I sit with this one for a moment. The copier next to me is making loud noises. Step-parenting is fraught with challenges for sure. However, I bristle at her description. I imagine that my own step mother might have tried to describe things that way in the early years. She would have been wrong to do so. She never loved me. I won’t even add the part that says “as her own”. She did not try to gain trust or love. She was not happy about other close relationships I had and wished only to have me out of her life. For reasons mostly unrelated to her own behaviour, she eventually got her wish.
Then there is my Shaunie. She jumped into step-parenting head first. She does love my children and they her. In many ways, it is the best anyone could hope for. That does not mean there are not times when things are not aligned properly. Understandably there are times she feels unappreciated. Or overwhelmed. There are times she does not understand the things I do. But how can she. I will always feel differently about the boys than she does and those feelings will shape the course of my actions.
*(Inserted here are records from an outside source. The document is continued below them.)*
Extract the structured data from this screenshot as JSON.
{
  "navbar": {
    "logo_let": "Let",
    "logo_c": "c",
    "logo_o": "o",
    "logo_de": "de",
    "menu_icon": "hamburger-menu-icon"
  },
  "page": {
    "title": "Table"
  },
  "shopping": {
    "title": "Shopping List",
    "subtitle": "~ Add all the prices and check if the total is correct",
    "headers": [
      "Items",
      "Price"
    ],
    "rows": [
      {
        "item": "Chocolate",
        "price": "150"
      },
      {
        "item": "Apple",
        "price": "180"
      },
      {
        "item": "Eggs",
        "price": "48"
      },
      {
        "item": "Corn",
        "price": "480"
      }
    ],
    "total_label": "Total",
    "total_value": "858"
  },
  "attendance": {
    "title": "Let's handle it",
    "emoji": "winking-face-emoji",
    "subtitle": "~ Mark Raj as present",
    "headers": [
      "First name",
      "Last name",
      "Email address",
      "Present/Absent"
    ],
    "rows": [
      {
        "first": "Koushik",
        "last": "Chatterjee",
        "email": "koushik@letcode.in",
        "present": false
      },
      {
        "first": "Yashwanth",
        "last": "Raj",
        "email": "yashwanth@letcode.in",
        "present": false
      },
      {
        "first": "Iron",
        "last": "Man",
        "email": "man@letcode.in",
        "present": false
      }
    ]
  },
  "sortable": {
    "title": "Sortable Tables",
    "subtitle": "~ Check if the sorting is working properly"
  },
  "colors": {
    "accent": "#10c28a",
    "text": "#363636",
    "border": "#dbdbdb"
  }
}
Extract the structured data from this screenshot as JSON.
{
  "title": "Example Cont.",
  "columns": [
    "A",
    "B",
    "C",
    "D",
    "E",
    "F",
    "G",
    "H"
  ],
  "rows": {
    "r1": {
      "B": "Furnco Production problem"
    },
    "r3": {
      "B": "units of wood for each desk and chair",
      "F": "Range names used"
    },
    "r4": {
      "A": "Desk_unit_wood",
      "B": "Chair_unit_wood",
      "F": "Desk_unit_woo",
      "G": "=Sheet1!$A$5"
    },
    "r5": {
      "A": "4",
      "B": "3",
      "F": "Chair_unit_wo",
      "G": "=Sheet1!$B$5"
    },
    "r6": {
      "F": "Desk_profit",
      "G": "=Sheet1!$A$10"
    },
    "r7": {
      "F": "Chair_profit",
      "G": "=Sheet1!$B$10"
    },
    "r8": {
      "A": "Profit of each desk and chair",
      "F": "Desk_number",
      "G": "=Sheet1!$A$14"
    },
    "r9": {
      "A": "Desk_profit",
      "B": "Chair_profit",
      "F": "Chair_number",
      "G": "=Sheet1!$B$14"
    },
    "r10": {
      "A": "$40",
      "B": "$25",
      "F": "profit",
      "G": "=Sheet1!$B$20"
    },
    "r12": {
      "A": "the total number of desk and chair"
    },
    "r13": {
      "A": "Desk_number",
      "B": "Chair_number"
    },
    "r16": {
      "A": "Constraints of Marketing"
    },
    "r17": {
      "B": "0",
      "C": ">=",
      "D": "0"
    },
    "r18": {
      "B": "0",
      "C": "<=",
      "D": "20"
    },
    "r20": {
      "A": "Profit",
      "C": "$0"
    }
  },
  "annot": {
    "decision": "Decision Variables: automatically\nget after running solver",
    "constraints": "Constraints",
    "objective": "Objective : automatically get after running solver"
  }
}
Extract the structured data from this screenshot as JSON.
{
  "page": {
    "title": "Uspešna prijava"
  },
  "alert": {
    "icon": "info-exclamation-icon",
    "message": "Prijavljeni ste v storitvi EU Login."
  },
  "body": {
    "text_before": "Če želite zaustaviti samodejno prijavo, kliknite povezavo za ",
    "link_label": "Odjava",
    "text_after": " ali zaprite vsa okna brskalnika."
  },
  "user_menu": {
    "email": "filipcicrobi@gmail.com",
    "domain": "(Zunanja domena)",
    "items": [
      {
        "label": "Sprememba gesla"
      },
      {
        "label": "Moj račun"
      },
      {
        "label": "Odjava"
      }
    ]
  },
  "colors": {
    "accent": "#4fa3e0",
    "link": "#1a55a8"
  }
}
I glance at the clock on the lower right side of my laptop screen. 11:03. It’s nearly time for me to eat lunch. My stomach reacts to this realization. A few new emails have come in and I need to address them. I’ll tackle the easy ones now and save the ones that will require more time or brain energy for after lunch. The lunch that will include the trip to the drug store where I have decided I will purchase 2 Mothers Day cards. If I am lucky they will get to NJ on Saturday. More likely though, they will get there on Monday; one day late. I reason, that’s better than not at all. I want the 2 women who have become family to me, to know that I appreciate them.
Another sneeze and sniffle. In my mind, I add orange juice to the growing drug store list and gather up my phone and keys to head out.